- pay close (and serious) attention to what exists or might exist
- maintain a critical awareness of limits/problems
- act on what one cares about
- question/challenge/reject traditional hierarchies
These descriptions all point to care as curiosity and making/staying in trouble. I want to read this vision of care in relation/against/next to Joan Tronto and Berenice Fisher and their definition of care. Here’s the definition:
On the most general level, we suggest that caring be viewed as a species activity that includes everything that we do to maintain, continue, and repair our ‘world’ so that we can live in it as well as possible. That world includes our bodies, our selves, and our environment, all of which we seek to interweave in a complex, life-sustaining web (103).
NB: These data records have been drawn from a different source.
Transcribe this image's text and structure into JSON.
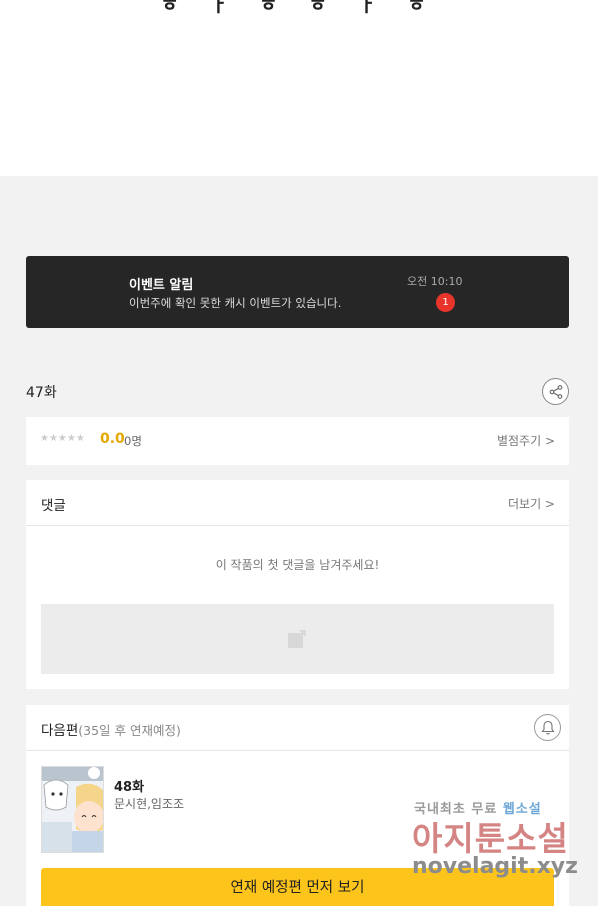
{
  "top": {
    "cropped_text": "ㅎ ㅏ ㅎ ㅎ ㅏ ㅎ"
  },
  "notification": {
    "title": "이벤트 알림",
    "body": "이번주에 확인 못한 캐시 이벤트가 있습니다.",
    "time": "오전 10:10",
    "badge": "1"
  },
  "episode": {
    "title": "47화"
  },
  "rating": {
    "stars": "★★★★★",
    "score": "0.0",
    "count": "0명",
    "link": "별점주기 >"
  },
  "comments": {
    "title": "댓글",
    "more": "더보기 >",
    "empty_message": "이 작품의 첫 댓글을 남겨주세요!"
  },
  "next": {
    "title": "다음편",
    "subtitle": "(35일 후 연재예정)",
    "episode": "48화",
    "authors": "문시현,임조조",
    "cta": "연재 예정편 먼저 보기"
  },
  "watermark": {
    "line1_a": "국내최초 무료",
    "line1_b": "웹소설",
    "line2": "아지툰소설",
    "line3": "novelagit.xyz"
  },
  "colors": {
    "accent_yellow": "#fdc51c",
    "badge_red": "#e8342a",
    "notif_bg": "#262626",
    "score": "#e5a800"
  }
}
In addition to their general definition, Tronto and Fisher offer up four different phases of care (which Tronto also discusses in greater detail in Moral Boundaries and which I discuss here): caring about, taking care of, giving care and receiving care. Tronto/Fisher are interested in giving serious attention to care and providing a detailed description of how it is practiced. I appreciate their efforts here and find their analysis to be very helpful as I try to think through what I mean by care and troublemaking as care. (In fact, I always really appreciate it when scholars develop clear, concrete and detailed definitions of terms/ideas. Clarity, what a concept!) So, I want to use this definition as a starting point and as something to work with and against.
In their definition of care, Tronto and Fisher emphasize care as being about maintaining, continuing and repairing our world. Where do I fit making and staying in trouble into this definition? Is staying in trouble a form of repair? Interestingly enough, I wrote about this problem right after posting my entry on Tronto. In that entry, I pose the question:
Is it possible to imagine making trouble–disrupting the status quo, challenging ideas that are assumed to be givens and emphasizing the brokenness of ideas/images/visions–as actually contributing to the sustaining and repairing of the world?
Since writing that entry, I have checked out and skimmed Elizabeth Spelman’s book, Repair. Her book is really great. I especially appreciate her writing style which is fairly relaxed and less-academicky (and mind-melting) than most philosophy books.
For Tronto, the notion of care as repair is all about solving problems and fixing things/people/needy situations. While I agree that these are important activities (we do need to find solutions, even if they are temporary, for meeting the needs of various groups), I don’t think that this is the only way to imagine what we could do with care. What if care wasn’t just about identifying problems and then solving them, but about giving focused and careful attention to how those problems get created and why they are problems in the first place? Here’s where Foucault and his notion of care (and problem posing) could come in. And what if repair was not only about fixing things or restoring them to their former glory, but about reworking them in new ways?
My understanding of the implications of repair as taking care of a problem (Tronto’s second phase) was enhanced after talking with STA about a computer/web problem he needed to fix. He wasn’t able to get rid of the problem (which was the desired, and potentially achievable, goal), so he had to work around it. This solution was less than ideal because he really wanted to finally and fully take care of the problem. Now this sort of language concerning repair–taking care as getting rid of–makes a lot of sense when you are talking about computer bugs or code breakdowns. But, does it make sense to use this language when we are talking about people and their needs? Is it possible to take care of their problems once and for all? How can we think about care-as-ongoing repair? Or, how can we think about care as tinkering and experimenting instead of solving?
When I return to this mash-up later in the summer, I want to make sure to start with Elizabeth Spelman’s idea of the tinkerer as one who repairs, in her chapter, “From Bricolage to Invisible Mending.“